#### INSTRUCTIONS FOR THE TASK
Across the records, count every line that includes "iconfont" and give the number by itself.

[Start of Attachment]

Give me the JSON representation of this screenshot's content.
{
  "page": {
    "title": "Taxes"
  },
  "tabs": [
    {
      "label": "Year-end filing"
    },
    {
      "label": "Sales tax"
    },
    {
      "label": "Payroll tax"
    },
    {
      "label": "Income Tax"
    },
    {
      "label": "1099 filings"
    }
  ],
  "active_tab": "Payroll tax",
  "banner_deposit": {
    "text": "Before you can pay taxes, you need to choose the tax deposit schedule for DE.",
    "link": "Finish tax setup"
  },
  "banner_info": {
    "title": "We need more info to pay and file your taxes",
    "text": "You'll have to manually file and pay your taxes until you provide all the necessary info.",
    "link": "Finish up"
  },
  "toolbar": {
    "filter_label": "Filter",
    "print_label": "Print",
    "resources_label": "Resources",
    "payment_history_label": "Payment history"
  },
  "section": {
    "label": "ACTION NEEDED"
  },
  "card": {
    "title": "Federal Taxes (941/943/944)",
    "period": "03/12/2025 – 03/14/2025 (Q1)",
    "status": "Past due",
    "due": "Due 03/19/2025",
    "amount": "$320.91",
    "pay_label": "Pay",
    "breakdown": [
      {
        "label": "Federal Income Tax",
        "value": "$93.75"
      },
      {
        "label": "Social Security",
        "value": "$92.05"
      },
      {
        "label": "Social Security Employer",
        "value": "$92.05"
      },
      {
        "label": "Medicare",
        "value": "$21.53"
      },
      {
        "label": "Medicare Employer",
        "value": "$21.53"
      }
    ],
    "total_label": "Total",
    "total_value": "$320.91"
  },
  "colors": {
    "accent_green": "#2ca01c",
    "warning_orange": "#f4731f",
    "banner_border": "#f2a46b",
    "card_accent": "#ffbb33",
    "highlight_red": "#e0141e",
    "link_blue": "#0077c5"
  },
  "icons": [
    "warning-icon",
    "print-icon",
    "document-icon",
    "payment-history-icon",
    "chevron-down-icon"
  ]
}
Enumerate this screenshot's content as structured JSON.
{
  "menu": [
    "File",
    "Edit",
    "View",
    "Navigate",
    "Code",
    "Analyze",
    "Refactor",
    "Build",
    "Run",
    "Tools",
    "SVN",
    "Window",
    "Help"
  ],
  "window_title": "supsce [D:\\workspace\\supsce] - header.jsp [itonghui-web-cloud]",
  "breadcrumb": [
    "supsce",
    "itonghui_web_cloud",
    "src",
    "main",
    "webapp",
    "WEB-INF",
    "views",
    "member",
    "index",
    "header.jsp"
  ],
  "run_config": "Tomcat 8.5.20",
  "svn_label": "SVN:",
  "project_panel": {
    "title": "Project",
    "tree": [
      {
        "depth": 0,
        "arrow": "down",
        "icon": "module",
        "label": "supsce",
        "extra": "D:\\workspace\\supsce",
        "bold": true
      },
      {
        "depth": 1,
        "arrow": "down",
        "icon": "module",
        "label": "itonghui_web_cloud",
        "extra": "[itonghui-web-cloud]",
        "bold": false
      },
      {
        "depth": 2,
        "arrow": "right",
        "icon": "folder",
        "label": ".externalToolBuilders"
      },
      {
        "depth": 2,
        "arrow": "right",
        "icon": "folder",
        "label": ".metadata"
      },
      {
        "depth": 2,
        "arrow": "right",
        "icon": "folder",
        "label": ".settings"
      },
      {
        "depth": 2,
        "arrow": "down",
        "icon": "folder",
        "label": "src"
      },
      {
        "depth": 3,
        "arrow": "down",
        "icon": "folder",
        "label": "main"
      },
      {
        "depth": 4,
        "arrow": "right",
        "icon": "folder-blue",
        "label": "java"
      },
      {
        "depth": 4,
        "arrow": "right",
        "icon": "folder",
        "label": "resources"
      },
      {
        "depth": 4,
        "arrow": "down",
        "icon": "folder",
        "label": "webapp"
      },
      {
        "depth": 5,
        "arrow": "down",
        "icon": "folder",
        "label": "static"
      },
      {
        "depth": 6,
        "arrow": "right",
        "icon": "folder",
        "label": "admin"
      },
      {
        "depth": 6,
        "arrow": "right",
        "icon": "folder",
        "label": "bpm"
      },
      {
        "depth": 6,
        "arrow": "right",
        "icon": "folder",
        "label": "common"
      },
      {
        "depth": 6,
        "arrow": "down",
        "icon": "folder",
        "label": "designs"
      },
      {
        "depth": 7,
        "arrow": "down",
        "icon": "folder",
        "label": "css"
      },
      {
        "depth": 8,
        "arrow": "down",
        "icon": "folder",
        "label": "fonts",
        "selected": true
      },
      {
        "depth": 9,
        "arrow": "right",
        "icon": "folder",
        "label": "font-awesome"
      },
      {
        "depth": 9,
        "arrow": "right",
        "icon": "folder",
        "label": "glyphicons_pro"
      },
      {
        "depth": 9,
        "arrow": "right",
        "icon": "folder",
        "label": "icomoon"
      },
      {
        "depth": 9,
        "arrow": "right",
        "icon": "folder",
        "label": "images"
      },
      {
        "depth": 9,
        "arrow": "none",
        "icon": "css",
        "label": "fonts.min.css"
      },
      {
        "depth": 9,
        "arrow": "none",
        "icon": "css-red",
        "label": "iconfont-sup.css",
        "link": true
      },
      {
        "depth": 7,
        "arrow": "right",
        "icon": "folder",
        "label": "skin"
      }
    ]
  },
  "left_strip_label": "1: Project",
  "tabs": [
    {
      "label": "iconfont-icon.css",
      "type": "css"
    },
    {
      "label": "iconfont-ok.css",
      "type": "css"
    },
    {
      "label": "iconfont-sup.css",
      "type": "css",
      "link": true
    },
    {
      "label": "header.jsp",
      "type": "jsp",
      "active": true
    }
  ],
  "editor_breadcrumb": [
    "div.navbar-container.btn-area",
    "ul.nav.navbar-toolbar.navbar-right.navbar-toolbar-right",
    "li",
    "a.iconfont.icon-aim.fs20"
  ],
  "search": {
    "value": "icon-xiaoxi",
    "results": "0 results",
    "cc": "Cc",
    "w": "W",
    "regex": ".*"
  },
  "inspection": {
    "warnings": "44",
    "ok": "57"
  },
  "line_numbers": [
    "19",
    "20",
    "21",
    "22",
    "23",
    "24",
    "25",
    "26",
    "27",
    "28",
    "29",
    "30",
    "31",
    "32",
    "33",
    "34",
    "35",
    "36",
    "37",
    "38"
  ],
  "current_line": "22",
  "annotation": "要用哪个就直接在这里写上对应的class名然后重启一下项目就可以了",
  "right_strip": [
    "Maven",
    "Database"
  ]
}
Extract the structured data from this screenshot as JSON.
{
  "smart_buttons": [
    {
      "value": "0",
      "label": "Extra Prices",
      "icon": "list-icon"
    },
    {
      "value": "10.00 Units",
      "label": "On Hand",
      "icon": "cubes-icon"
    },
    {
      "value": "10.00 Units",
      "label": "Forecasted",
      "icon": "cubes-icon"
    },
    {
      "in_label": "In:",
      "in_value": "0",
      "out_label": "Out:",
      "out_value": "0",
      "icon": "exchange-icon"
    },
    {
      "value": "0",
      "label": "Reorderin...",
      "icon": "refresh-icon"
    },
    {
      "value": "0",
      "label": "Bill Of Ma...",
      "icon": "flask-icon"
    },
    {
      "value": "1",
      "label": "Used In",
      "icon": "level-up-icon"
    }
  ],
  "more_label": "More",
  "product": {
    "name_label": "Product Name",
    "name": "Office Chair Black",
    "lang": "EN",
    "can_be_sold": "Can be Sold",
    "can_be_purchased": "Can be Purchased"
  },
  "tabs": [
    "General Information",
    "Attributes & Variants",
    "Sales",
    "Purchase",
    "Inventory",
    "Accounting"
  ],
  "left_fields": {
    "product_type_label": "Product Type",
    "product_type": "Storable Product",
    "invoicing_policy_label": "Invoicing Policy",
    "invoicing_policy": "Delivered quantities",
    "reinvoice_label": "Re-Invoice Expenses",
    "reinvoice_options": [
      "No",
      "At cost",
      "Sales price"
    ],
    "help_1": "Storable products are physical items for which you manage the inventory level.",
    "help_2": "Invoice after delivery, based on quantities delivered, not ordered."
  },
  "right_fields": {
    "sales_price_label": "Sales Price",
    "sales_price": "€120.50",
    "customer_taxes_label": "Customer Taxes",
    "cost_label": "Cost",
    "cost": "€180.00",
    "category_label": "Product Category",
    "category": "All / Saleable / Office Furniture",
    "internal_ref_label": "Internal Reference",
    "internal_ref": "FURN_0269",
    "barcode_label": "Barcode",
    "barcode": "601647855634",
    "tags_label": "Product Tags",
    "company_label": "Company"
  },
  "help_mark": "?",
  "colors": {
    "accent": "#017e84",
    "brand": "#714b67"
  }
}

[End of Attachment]

#### OUTPUT OF THE TASK
5